● **MATERIAL PROVIDED**:
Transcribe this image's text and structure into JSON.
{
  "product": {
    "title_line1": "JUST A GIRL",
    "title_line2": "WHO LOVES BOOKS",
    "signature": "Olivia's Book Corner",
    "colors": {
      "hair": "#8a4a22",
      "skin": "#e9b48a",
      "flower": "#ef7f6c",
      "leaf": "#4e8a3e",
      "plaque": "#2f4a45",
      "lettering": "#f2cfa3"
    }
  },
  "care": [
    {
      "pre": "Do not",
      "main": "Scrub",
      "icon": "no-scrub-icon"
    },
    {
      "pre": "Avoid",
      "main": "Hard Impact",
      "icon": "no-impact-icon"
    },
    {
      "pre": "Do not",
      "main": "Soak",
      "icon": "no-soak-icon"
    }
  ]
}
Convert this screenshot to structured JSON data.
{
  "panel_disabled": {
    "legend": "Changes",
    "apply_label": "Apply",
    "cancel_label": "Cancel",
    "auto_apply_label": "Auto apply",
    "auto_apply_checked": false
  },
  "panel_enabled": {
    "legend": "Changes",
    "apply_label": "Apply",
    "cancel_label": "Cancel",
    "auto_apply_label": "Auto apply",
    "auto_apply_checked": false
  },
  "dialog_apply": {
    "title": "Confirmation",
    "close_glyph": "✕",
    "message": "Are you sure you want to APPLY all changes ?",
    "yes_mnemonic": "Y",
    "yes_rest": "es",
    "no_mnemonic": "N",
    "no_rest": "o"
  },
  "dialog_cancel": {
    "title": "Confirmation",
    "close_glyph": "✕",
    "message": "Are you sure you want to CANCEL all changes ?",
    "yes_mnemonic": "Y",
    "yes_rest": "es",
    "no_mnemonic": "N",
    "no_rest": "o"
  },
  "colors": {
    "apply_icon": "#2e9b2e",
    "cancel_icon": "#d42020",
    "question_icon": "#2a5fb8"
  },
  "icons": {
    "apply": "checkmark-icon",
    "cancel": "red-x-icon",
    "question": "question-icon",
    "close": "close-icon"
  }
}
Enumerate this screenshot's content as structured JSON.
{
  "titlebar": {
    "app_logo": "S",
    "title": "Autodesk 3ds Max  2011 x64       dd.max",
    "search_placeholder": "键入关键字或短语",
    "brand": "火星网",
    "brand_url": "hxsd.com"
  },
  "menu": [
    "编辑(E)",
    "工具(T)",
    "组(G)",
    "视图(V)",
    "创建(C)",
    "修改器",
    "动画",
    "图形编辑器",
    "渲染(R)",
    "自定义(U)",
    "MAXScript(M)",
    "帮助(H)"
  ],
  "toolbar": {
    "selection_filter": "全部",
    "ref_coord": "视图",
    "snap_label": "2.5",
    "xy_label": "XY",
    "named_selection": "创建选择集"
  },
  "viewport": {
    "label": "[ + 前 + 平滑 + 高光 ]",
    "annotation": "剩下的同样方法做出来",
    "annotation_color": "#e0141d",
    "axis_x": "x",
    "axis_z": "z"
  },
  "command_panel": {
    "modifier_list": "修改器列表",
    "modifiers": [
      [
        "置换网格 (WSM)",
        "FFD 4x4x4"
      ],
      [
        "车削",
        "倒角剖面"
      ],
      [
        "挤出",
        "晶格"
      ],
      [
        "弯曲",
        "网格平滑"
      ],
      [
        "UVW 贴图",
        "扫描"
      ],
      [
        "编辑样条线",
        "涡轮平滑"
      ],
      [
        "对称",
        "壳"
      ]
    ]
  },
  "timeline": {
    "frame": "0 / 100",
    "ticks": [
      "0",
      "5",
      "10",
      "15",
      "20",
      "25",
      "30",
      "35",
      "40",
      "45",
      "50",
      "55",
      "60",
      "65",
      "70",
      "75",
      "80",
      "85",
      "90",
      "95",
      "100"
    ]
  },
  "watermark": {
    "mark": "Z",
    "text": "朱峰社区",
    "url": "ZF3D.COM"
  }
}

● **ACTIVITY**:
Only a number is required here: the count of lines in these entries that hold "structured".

● **EXERCISE SOLUTION**:
2